Michigan Governor Gretchen Whitmer has declared a state of emergency for one county after two dams breached on the same day, warning that downtown Midland could be under nine feet of water in just 12 hours as thousands evacuate.
Both the Edenville and Sanford dams near Midland breached on Tuesday after several days of heavy rainfall, sending a torrent of water downstream along the Tittabawassee River and prompting the governor to issue an evacuation order for the area’s 10,000 or so residents.
“If you have not evacuated the area, do so now and get somewhere safe,” Whitmer said in a statement, noting the state’s National Guard had been activated and warning the city of Midland could be devastated by flooding as soon as Wednesday.
This is unlike anything we’ve seen in Midland County. If you have a family member or loved one who lives in another part of the state, go there now.
Several images and videos have emerged on social media showing the progress of the flooding and some of the damage caused, while one clip captured the moment the Edenville dam failed.
A viewer caught the moment when the Edenville Dam collapsed.— WNEM TV5 (@WNEMTV5news) May 19, 2020
Video courtesy of Kayla Danielle pic.twitter.com/NYBnXJd2eq
Local officials have urged residents to get as far away from the Tittabawassee River as possible and to seek high ground. The surrounding area contains several densely populated communities and a number of chemical plants that could fall in the path of the massive flood.
A model of the potential damage from this dams break. Keep in mind the model does not take into effect the Sanford dam.
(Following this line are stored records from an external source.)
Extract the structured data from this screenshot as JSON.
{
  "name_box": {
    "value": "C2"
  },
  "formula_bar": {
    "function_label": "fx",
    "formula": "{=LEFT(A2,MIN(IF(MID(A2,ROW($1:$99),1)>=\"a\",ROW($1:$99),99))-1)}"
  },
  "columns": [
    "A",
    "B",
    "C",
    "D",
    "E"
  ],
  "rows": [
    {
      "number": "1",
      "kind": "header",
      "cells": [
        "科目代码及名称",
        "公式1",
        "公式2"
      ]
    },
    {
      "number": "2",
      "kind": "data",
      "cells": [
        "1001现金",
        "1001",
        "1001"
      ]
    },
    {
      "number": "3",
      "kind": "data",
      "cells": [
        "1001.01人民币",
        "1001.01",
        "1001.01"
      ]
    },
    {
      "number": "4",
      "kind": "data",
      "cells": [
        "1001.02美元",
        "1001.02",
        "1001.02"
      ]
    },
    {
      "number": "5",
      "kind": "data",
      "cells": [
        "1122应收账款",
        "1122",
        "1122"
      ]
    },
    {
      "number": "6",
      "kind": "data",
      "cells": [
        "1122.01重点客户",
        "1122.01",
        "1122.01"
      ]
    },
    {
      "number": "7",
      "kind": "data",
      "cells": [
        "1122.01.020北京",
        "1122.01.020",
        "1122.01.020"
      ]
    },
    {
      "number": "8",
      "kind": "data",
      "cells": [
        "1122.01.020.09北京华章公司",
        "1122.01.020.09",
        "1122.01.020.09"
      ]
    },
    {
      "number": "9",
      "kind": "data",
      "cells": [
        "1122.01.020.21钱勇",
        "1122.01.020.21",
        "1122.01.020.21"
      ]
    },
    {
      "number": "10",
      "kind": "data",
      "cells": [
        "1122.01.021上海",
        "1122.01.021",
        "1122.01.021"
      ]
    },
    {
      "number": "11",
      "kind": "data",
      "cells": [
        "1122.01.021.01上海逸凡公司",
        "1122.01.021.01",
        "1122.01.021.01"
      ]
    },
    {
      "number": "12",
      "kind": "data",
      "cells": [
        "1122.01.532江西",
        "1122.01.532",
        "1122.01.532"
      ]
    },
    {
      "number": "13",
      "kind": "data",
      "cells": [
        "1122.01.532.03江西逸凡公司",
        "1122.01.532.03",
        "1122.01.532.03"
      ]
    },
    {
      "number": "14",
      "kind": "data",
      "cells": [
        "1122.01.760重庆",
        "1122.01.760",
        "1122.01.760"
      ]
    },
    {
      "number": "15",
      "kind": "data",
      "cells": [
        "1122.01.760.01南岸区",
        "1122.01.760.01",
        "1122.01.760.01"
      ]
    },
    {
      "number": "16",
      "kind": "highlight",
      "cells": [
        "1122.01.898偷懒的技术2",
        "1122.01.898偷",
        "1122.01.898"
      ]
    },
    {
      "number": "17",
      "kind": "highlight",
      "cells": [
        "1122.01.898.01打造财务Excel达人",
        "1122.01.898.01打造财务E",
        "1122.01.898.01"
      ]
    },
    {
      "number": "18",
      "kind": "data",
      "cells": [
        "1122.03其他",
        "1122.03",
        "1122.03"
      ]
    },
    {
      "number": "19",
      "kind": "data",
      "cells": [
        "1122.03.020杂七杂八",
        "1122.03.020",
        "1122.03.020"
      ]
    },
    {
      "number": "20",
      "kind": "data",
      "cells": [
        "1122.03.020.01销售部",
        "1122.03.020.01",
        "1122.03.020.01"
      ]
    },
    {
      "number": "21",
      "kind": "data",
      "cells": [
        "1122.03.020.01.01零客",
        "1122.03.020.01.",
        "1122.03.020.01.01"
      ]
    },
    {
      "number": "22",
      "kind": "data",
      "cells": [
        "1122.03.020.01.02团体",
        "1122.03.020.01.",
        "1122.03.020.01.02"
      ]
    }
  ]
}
We will post an updated on once it is available.#EdenvilleDam #Midland #Michigan #USA— Aurora Intel – #StayHome (@AuroraIntel) May 20, 2020
In addition to the Tittabawassee River, the Rifle River near Sterling has also reached a stage of major flooding, prompting the National Weather Service (NWS) to issue emergency flash flood warnings in locations near the failed dams.